Insurers owe a duty of good faith to their insureds in the manner that they evaluate and assess claims. They must do so fairly and must not deny coverage as a strategic ploy to weaken the insured’s negotiating position. Where an insurer has failed to uphold this duty, the insurer is guilty of bad faith and may be subject to a claim for punitive damages, over and above its contractual obligation to pay benefits pursuant to the policy. The purpose of punitive damages in Canada is therefore to discourage wrongdoers from engaging in malicious and offensive activities by punishing them, irrespective of the compensation paid to the Plaintiff.
The Saskatchewan Court of Queen’s Bench has captured the attention of the insurance industry across Canada with its recent decision in Branco v. American Home Assurance Company, 2013 SKQB 98 (an appeal is anticipated). The Court awarded the Plaintiff $4.5 million in punitive damages, the largest award of its kind in Canadian history, after a 10-year dispute with his insurers, American Home Assurance Company (AIG) and Zurich Life Insurance Company. In arriving at this landmark decision, Justice Acton characterized the insurers’ conduct as “calculated and abhorrent” and “cruel and malicious”.
The insurers denied Mr. Branco’s long term disability benefits, despite the fact that he was clearly unable to work on account of two workplace injuries to his foot in 1999. Justice Acton found that the insurers failed to disclose to Mr. Branco for seven years that his claim had been approved; they terminated and/or withheld benefits without rhyme or reason; and they coerced him to enter in to an unfair settlement because of his financial struggles.

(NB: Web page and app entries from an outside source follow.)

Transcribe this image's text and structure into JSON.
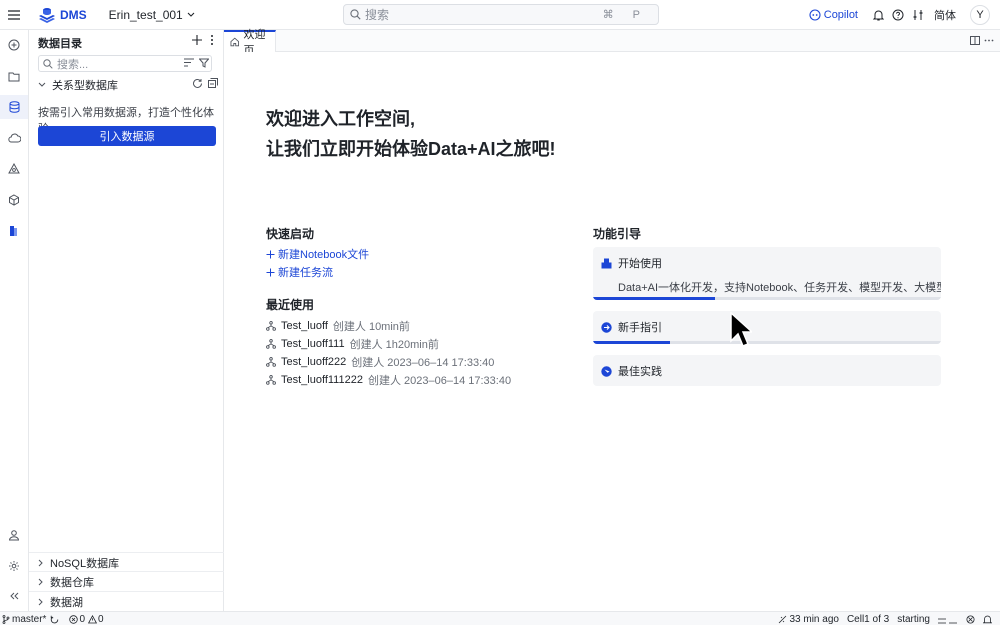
{
  "header": {
    "brand": "DMS",
    "workspace": "Erin_test_001",
    "search_placeholder": "搜索",
    "search_shortcut": "⌘ P",
    "copilot_label": "Copilot",
    "language": "简体",
    "avatar_initial": "Y"
  },
  "sidebar": {
    "title": "数据目录",
    "search_placeholder": "搜索...",
    "relational_label": "关系型数据库",
    "hint": "按需引入常用数据源，打造个性化体验。",
    "import_button": "引入数据源",
    "bottom_sections": [
      "NoSQL数据库",
      "数据仓库",
      "数据湖"
    ]
  },
  "tabs": [
    {
      "label": "欢迎页"
    }
  ],
  "welcome": {
    "line1": "欢迎进入工作空间,",
    "line2": "让我们立即开始体验Data+AI之旅吧!"
  },
  "quick_start": {
    "title": "快速启动",
    "items": [
      "新建Notebook文件",
      "新建任务流"
    ]
  },
  "recent": {
    "title": "最近使用",
    "items": [
      {
        "name": "Test_luoff",
        "meta": "创建人  10min前"
      },
      {
        "name": "Test_luoff111",
        "meta": "创建人  1h20min前"
      },
      {
        "name": "Test_luoff222",
        "meta": "创建人  2023–06–14 17:33:40"
      },
      {
        "name": "Test_luoff111222",
        "meta": "创建人  2023–06–14 17:33:40"
      }
    ]
  },
  "guide": {
    "title": "功能引导",
    "cards": [
      {
        "title": "开始使用",
        "desc": "Data+AI一体化开发，支持Notebook、任务开发、模型开发、大模型应用开发",
        "progress": 0.35
      },
      {
        "title": "新手指引",
        "progress": 0.22
      },
      {
        "title": "最佳实践"
      }
    ]
  },
  "statusbar": {
    "branch": "master*",
    "errors": "0",
    "warnings": "0",
    "commit_time": "33 min ago",
    "cell": "Cell1 of 3",
    "kernel_state": "starting"
  },
  "colors": {
    "accent": "#1c46d6",
    "card_bg": "#f4f5f7",
    "border": "#e6e8eb"
  }
}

This behaviour, as well as other actions on the part of the insurers, led to a finding of bad faith.
While most insurers would not stoop to this type of behaviour, it is hoped that that this decision will influence those other insurers to never again engage in the sort of conduct identified by the Saskatchewan Court of Queen’s Bench as deserving of significant punitive damages.